Prevent Future PFAS Contamination
We must reduce the risk to public health, wildlife and the environment by working to eliminate toxic PFAS contamination sources —from waste discharge, firefighting foams, food packaging production, and household products.
Test and Monitor More to Understand Our Full Exposure
To fully understand all the ways in which we are being exposed we need robust and rigorous testing and bio-monitoring. We need to invest in more research and identification of all our exposure pathways to PFAS, while making blood testing accessible so people can understand their health risks.
Hold Corporate and Government Polluters Accountable for Cleanup Costs
Corporations, manufacturers and government agencies who use and discharge PFAS must be held accountable for the impacts on human health and the costs to address it. “Polluters Pay” policies would require corporate polluters, not taxpayers, to pay for cleanup efforts and health care costs for PFAS-impacted communities.
Find Innovative Solutions to Clean Up Existing PFAS Contamination
We must remediate and clean up contaminated sites to stop exposure to PFAS and neutralize the risks it poses to communities. We must use both public and private research institutions to develop innovative ways to safely dispose of PFAS.
What Michigan Legislators Should Do

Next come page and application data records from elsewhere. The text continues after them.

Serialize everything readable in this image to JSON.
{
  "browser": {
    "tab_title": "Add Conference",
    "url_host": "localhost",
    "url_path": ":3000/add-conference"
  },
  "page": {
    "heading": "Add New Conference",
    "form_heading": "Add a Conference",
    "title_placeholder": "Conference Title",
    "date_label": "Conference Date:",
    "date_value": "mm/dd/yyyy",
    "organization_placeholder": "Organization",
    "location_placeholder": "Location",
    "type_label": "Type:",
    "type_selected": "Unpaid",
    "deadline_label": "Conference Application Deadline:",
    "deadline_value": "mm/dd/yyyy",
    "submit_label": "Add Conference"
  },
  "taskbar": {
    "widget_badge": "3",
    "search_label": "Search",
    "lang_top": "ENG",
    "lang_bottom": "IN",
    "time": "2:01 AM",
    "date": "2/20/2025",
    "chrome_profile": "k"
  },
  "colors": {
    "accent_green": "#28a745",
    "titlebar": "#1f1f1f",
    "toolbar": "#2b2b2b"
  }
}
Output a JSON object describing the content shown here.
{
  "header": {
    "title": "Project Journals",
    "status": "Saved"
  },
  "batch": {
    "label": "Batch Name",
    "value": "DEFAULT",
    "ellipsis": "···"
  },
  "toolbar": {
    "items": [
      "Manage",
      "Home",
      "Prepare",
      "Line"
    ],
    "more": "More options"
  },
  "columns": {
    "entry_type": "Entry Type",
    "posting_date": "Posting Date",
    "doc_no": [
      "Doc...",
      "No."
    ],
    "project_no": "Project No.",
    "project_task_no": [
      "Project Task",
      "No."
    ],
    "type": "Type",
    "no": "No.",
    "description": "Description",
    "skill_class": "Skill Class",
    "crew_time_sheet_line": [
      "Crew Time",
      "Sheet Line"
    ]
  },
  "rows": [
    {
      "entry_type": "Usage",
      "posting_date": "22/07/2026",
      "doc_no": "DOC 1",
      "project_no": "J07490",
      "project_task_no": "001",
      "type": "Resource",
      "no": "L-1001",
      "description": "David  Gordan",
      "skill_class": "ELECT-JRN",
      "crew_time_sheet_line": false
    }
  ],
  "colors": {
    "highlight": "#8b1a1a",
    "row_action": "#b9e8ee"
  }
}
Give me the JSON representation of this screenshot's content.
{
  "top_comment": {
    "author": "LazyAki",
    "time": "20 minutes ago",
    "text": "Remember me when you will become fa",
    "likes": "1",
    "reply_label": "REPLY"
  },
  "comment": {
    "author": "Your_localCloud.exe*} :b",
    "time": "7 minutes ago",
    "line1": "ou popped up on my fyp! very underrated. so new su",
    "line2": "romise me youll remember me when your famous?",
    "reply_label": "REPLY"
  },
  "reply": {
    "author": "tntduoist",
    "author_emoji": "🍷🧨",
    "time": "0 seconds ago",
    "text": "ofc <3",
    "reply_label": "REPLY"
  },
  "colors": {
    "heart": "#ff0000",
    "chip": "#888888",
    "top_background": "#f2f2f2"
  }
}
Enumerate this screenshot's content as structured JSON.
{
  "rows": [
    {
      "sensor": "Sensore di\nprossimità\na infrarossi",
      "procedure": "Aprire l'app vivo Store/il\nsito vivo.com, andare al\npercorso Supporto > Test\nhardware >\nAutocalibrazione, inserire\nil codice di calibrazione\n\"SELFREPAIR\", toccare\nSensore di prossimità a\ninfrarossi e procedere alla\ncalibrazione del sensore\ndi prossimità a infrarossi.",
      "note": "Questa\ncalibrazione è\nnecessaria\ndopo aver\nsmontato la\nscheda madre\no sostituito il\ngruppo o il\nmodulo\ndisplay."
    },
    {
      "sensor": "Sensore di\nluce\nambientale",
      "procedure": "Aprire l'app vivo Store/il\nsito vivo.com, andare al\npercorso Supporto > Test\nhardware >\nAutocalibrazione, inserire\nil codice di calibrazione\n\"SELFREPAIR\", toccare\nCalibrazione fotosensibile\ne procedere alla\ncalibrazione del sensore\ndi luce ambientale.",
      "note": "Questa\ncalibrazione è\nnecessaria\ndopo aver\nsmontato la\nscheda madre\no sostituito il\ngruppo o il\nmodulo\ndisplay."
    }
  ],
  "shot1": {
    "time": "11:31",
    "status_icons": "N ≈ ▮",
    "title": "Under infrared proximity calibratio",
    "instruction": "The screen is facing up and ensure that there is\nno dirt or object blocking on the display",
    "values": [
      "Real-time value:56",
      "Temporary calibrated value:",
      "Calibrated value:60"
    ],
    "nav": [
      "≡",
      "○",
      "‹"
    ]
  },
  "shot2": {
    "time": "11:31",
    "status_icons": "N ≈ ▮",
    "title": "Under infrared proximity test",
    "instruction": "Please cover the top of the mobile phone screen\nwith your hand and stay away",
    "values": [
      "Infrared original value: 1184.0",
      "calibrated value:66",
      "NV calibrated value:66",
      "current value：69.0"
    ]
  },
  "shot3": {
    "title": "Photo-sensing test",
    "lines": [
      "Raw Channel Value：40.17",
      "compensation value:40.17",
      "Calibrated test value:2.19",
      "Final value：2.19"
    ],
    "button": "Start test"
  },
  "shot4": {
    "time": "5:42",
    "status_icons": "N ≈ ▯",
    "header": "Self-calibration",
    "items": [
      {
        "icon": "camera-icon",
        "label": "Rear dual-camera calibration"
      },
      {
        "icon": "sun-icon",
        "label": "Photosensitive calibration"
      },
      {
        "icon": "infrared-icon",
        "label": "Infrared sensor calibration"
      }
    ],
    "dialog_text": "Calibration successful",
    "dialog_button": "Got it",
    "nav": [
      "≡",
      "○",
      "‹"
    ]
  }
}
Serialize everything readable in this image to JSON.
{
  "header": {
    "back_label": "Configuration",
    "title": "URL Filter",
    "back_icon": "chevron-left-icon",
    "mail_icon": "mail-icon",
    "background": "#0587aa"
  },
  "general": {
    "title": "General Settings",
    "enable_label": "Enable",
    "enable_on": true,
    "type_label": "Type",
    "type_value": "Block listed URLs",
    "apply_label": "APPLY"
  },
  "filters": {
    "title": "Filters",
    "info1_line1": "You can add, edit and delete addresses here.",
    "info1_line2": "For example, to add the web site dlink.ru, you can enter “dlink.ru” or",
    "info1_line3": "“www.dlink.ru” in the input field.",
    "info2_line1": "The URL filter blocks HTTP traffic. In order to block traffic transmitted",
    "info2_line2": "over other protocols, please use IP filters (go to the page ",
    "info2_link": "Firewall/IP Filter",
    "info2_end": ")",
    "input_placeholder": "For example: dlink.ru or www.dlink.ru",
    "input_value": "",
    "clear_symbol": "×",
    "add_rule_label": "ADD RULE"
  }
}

States across the country are leading the fight in preventing and cleaning up PFAS. In Michigan, our lawmakers have a key role to play in ensuring PFAS does not further contaminate our Great Lakes and the health of Michiganders.
Current legislation in the Michigan State Senate and House aims to prevent PFAS contamination in food packaging, discloses PFAS through warning labels, holds PFAS polluters more accountable, and appropriates funds to clean up contaminated sites. We urge lawmakers to take action on these important policies in order to protect the health of our Great Lakes.
What Congress Should Do
Congress must act to pass comprehensive PFAS policies that put a stop to PFAS contamination while holding the worst polluters responsible. Michigan is at the epicenter of the PFAS crisis, and we are fortunate to have a number of federal lawmakers fighting on our behalf for better PFAS regulations.
Through passing major legislation, such as the PFAS Action Action and the Keep Food Containers Safe from PFAS Act, Congress can take immediate action to “turn off the tap’ on PFAS. Additionally, the bi-partisan House PFAS Task Force should work to pass these important policies through ensuring PFAS are more urgently addressed.